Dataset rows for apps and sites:
▽

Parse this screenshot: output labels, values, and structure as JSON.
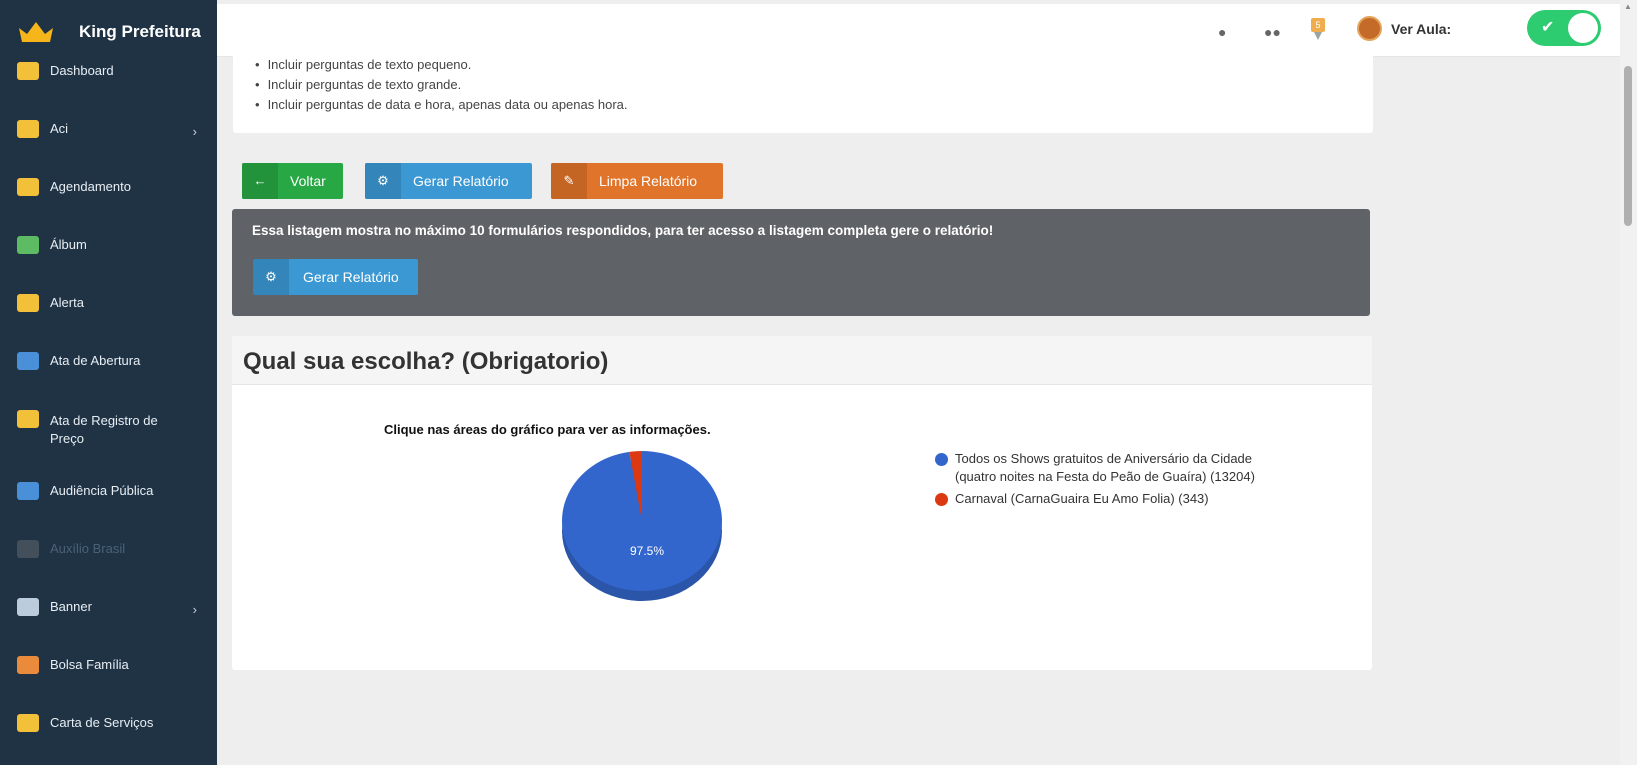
{
  "app": {
    "title": "King Prefeitura"
  },
  "sidebar": {
    "items": [
      {
        "label": "Dashboard",
        "icon": "dashboard-icon",
        "has_submenu": false,
        "enabled": true
      },
      {
        "label": "Aci",
        "icon": "shield-icon",
        "has_submenu": true,
        "enabled": true
      },
      {
        "label": "Agendamento",
        "icon": "calendar-icon",
        "has_submenu": false,
        "enabled": true
      },
      {
        "label": "Álbum",
        "icon": "image-icon",
        "has_submenu": false,
        "enabled": true
      },
      {
        "label": "Alerta",
        "icon": "alert-icon",
        "has_submenu": false,
        "enabled": true
      },
      {
        "label": "Ata de Abertura",
        "icon": "document-icon",
        "has_submenu": false,
        "enabled": true
      },
      {
        "label": "Ata de Registro de Preço",
        "icon": "coin-icon",
        "has_submenu": false,
        "enabled": true
      },
      {
        "label": "Audiência Pública",
        "icon": "presentation-icon",
        "has_submenu": false,
        "enabled": true
      },
      {
        "label": "Auxílio Brasil",
        "icon": "chart-icon",
        "has_submenu": false,
        "enabled": false
      },
      {
        "label": "Banner",
        "icon": "banner-icon",
        "has_submenu": true,
        "enabled": true
      },
      {
        "label": "Bolsa Família",
        "icon": "family-icon",
        "has_submenu": false,
        "enabled": true
      },
      {
        "label": "Carta de Serviços",
        "icon": "folder-icon",
        "has_submenu": false,
        "enabled": true
      }
    ]
  },
  "topbar": {
    "icons": [
      "paw-icon",
      "users-icon"
    ],
    "notification_count": "5",
    "ver_aula_label": "Ver Aula:",
    "ver_aula_enabled": true
  },
  "instructions": [
    "Incluir perguntas de texto pequeno.",
    "Incluir perguntas de texto grande.",
    "Incluir perguntas de data e hora, apenas data ou apenas hora."
  ],
  "actions": {
    "voltar": "Voltar",
    "gerar_relatorio": "Gerar Relatório",
    "limpa_relatorio": "Limpa Relatório"
  },
  "notice": {
    "text": "Essa listagem mostra no máximo 10 formulários respondidos, para ter acesso a listagem completa gere o relatório!",
    "button": "Gerar Relatório"
  },
  "question": {
    "title": "Qual sua escolha? (Obrigatorio)",
    "caption": "Clique nas áreas do gráfico para ver as informações."
  },
  "chart_data": {
    "type": "pie",
    "title": "Clique nas áreas do gráfico para ver as informações.",
    "slices": [
      {
        "label": "Todos os Shows gratuitos de Aniversário da Cidade (quatro noites na Festa do Peão de Guaíra) (13204)",
        "value": 13204,
        "color": "#3366cc"
      },
      {
        "label": "Carnaval (CarnaGuaira Eu Amo Folia) (343)",
        "value": 343,
        "color": "#dc3912"
      }
    ],
    "data_label": "97.5%",
    "legend_position": "right"
  }
}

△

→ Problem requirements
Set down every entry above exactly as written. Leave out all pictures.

→ Exercise answer
Parse this screenshot: output labels, values, and structure as JSON.
{
  "app": {
    "title": "King Prefeitura"
  },
  "sidebar": {
    "items": [
      {
        "label": "Dashboard",
        "icon": "dashboard-icon",
        "has_submenu": false,
        "enabled": true
      },
      {
        "label": "Aci",
        "icon": "shield-icon",
        "has_submenu": true,
        "enabled": true
      },
      {
        "label": "Agendamento",
        "icon": "calendar-icon",
        "has_submenu": false,
        "enabled": true
      },
      {
        "label": "Álbum",
        "icon": "image-icon",
        "has_submenu": false,
        "enabled": true
      },
      {
        "label": "Alerta",
        "icon": "alert-icon",
        "has_submenu": false,
        "enabled": true
      },
      {
        "label": "Ata de Abertura",
        "icon": "document-icon",
        "has_submenu": false,
        "enabled": true
      },
      {
        "label": "Ata de Registro de Preço",
        "icon": "coin-icon",
        "has_submenu": false,
        "enabled": true
      },
      {
        "label": "Audiência Pública",
        "icon": "presentation-icon",
        "has_submenu": false,
        "enabled": true
      },
      {
        "label": "Auxílio Brasil",
        "icon": "chart-icon",
        "has_submenu": false,
        "enabled": false
      },
      {
        "label": "Banner",
        "icon": "banner-icon",
        "has_submenu": true,
        "enabled": true
      },
      {
        "label": "Bolsa Família",
        "icon": "family-icon",
        "has_submenu": false,
        "enabled": true
      },
      {
        "label": "Carta de Serviços",
        "icon": "folder-icon",
        "has_submenu": false,
        "enabled": true
      }
    ]
  },
  "topbar": {
    "icons": [
      "paw-icon",
      "users-icon"
    ],
    "notification_count": "5",
    "ver_aula_label": "Ver Aula:",
    "ver_aula_enabled": true
  },
  "instructions": [
    "Incluir perguntas de texto pequeno.",
    "Incluir perguntas de texto grande.",
    "Incluir perguntas de data e hora, apenas data ou apenas hora."
  ],
  "actions": {
    "voltar": "Voltar",
    "gerar_relatorio": "Gerar Relatório",
    "limpa_relatorio": "Limpa Relatório"
  },
  "notice": {
    "text": "Essa listagem mostra no máximo 10 formulários respondidos, para ter acesso a listagem completa gere o relatório!",
    "button": "Gerar Relatório"
  },
  "question": {
    "title": "Qual sua escolha? (Obrigatorio)",
    "caption": "Clique nas áreas do gráfico para ver as informações."
  },
  "chart_data": {
    "type": "pie",
    "title": "Clique nas áreas do gráfico para ver as informações.",
    "slices": [
      {
        "label": "Todos os Shows gratuitos de Aniversário da Cidade (quatro noites na Festa do Peão de Guaíra) (13204)",
        "value": 13204,
        "color": "#3366cc"
      },
      {
        "label": "Carnaval (CarnaGuaira Eu Amo Folia) (343)",
        "value": 343,
        "color": "#dc3912"
      }
    ],
    "data_label": "97.5%",
    "legend_position": "right"
  }
}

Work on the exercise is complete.